EXERCISE PROMPT: Give the number of lines in the listing that contain "function", with no other words.

GIVEN INFORMATION:
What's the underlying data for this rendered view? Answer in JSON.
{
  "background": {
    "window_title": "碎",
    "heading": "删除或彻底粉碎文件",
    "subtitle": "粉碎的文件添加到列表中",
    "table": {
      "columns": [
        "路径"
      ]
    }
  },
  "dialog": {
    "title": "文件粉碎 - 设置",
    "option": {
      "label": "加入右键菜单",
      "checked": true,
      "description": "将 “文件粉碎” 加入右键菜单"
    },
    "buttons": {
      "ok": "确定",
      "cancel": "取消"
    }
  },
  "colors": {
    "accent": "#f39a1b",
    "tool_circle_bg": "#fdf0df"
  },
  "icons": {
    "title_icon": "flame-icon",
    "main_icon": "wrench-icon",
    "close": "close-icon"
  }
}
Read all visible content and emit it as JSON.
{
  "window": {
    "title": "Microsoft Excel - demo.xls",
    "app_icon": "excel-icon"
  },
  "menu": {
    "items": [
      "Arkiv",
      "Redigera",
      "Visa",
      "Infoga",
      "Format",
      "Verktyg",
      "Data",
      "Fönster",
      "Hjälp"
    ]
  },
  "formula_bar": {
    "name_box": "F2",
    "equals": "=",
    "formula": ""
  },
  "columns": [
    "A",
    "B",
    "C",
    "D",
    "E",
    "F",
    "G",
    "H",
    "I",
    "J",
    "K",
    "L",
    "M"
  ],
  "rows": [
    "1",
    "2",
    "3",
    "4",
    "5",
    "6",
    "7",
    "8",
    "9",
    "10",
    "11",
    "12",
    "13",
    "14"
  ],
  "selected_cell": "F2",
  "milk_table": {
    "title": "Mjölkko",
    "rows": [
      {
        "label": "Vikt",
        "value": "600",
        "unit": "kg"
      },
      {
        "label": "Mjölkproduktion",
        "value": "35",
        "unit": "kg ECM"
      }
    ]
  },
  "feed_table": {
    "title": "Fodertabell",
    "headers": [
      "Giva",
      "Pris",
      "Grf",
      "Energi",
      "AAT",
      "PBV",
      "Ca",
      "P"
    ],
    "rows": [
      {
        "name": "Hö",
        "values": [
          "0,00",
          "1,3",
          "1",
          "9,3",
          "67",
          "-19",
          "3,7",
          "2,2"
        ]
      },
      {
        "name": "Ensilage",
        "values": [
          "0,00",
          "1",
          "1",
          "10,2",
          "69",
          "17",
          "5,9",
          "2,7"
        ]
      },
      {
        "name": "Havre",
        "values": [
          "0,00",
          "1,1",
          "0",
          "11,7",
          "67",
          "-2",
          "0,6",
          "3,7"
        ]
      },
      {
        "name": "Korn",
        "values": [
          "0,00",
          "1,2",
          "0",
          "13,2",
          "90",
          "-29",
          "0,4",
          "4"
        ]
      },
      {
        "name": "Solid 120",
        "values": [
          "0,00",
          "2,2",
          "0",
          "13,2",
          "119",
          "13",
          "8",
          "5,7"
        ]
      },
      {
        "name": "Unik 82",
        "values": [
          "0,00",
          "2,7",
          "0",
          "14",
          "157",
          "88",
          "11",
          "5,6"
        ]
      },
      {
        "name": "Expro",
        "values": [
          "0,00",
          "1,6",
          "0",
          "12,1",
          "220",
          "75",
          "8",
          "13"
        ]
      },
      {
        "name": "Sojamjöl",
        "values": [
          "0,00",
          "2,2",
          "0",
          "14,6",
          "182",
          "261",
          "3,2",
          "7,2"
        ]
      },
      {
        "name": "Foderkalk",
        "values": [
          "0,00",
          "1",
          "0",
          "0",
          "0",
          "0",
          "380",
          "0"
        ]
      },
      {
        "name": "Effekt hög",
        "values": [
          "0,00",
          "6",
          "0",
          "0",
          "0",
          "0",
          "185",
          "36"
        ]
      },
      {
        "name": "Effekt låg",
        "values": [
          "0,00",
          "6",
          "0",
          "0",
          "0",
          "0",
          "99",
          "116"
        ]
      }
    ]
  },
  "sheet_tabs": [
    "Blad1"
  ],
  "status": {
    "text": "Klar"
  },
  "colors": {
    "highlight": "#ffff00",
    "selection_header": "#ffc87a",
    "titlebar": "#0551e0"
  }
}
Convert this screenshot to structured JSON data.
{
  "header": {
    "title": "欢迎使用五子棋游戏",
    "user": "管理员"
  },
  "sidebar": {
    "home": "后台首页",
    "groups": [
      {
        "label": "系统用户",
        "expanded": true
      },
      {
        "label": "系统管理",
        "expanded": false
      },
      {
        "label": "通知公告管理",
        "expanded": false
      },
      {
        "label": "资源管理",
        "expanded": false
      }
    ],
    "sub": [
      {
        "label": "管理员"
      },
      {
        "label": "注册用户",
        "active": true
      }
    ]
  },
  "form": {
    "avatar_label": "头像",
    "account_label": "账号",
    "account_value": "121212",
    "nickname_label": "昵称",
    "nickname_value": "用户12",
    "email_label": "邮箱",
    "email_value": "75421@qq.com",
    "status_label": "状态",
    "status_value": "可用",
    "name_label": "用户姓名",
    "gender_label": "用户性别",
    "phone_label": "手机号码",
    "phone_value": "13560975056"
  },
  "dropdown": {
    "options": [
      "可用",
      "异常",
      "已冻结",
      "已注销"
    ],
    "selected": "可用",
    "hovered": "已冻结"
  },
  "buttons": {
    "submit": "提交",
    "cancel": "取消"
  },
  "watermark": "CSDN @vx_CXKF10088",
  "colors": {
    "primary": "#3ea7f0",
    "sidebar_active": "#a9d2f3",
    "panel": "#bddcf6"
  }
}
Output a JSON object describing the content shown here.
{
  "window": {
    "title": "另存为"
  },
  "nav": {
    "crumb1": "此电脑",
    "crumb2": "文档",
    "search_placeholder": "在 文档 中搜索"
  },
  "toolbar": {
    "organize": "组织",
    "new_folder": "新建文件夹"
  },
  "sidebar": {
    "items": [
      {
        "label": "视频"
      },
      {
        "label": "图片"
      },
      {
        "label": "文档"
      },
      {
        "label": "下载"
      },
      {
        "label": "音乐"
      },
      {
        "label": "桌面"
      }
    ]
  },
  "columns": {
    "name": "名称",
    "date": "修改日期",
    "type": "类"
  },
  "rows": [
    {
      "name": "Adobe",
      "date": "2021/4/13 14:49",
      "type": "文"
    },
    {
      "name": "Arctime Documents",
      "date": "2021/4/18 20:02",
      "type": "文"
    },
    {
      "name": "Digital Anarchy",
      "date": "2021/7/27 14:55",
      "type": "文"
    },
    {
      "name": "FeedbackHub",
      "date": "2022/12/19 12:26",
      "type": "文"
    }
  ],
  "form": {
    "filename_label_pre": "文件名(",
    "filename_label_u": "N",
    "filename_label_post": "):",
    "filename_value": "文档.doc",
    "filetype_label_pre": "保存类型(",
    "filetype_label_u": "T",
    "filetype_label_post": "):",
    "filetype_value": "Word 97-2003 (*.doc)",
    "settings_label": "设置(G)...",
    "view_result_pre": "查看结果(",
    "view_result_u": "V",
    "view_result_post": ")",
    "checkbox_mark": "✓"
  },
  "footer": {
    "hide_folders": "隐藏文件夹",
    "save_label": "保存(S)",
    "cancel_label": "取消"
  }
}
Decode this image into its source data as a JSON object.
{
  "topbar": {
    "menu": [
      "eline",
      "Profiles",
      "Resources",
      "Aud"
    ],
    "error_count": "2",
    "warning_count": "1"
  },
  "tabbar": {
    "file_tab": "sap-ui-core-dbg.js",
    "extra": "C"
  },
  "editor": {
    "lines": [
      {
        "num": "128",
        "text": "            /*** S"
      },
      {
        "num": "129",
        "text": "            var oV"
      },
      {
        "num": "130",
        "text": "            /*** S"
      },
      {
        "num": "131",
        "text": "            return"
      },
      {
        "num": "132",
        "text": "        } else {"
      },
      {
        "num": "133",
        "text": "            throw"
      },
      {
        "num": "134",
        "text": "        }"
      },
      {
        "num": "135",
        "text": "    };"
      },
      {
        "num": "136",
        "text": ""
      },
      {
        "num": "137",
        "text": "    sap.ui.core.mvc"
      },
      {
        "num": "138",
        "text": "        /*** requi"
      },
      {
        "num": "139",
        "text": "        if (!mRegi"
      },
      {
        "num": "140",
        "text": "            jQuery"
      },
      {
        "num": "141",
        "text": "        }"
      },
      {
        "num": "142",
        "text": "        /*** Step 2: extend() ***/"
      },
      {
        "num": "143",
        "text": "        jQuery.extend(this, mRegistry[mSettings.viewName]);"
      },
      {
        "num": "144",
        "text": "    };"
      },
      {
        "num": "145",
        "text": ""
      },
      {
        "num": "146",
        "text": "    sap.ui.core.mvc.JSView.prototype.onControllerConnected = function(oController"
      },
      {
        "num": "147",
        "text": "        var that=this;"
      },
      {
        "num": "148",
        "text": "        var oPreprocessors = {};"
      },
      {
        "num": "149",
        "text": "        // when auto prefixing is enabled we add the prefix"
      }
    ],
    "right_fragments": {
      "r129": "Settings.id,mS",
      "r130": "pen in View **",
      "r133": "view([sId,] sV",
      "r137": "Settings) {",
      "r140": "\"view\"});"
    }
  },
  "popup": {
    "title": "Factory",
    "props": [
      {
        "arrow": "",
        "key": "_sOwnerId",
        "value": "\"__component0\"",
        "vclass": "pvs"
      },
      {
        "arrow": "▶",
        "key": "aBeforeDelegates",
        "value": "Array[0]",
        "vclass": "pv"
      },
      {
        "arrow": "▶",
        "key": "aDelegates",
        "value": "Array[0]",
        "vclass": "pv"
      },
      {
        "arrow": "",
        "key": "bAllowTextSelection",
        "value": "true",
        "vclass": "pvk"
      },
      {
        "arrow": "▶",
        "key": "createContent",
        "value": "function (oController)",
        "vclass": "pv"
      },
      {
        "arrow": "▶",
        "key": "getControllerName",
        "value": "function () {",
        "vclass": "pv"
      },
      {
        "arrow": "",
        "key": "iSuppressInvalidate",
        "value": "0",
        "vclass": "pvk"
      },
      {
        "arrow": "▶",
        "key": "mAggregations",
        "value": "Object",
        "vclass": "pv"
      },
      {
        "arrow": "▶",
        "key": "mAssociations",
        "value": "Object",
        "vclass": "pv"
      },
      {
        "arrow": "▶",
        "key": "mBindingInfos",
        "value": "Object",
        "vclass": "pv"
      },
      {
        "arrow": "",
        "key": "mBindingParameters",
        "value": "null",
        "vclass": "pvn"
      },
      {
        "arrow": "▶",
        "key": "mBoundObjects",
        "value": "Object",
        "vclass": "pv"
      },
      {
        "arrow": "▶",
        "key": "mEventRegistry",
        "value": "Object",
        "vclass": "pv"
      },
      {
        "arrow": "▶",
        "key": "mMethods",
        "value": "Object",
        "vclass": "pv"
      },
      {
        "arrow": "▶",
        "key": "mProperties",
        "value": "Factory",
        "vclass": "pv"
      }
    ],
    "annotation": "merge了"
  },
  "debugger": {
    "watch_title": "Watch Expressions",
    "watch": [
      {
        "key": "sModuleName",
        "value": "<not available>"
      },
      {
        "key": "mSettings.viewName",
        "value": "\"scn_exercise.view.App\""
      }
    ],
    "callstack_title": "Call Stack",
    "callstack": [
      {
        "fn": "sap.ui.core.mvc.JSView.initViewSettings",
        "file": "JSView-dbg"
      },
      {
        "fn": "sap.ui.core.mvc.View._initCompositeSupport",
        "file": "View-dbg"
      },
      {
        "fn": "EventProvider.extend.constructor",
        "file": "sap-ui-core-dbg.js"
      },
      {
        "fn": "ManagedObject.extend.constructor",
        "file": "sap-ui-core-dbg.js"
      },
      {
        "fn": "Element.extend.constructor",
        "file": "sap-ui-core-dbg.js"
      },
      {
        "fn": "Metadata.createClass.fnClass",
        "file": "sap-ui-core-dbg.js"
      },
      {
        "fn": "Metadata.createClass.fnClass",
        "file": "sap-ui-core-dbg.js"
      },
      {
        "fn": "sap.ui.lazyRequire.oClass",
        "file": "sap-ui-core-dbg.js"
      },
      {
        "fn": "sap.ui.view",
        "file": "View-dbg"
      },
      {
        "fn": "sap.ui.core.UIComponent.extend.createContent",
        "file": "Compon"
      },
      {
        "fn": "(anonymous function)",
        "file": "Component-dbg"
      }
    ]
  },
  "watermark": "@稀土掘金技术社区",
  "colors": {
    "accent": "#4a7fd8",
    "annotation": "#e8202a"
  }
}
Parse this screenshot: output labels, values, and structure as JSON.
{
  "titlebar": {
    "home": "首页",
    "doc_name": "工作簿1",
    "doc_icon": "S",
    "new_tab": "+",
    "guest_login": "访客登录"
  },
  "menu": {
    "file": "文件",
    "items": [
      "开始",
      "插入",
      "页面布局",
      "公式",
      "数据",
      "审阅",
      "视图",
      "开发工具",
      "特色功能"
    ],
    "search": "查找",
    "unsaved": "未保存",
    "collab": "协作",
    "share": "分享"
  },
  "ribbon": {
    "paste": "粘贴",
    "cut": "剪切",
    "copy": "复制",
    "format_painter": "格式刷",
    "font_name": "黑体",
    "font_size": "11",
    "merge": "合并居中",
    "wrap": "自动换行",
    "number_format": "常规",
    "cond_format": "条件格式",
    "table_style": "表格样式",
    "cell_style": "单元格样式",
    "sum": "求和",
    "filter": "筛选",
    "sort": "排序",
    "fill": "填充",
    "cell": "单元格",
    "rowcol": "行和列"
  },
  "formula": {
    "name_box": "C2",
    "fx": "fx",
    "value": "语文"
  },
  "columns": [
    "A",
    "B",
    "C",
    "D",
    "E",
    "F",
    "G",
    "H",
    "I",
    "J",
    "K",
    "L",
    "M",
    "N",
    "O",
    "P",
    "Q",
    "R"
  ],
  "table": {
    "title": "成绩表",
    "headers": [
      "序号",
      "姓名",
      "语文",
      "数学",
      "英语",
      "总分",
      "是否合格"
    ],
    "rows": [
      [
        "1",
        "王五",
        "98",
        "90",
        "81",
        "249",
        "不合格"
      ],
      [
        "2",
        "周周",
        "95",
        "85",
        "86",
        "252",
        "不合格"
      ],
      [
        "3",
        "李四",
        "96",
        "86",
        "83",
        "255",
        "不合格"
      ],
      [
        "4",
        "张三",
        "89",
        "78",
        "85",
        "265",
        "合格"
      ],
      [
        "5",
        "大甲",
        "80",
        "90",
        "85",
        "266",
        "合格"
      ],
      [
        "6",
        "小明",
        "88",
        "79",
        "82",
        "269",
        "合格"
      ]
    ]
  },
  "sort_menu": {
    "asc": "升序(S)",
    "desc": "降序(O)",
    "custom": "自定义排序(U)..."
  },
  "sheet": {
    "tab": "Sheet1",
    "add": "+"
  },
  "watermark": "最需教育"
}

RESULT: 4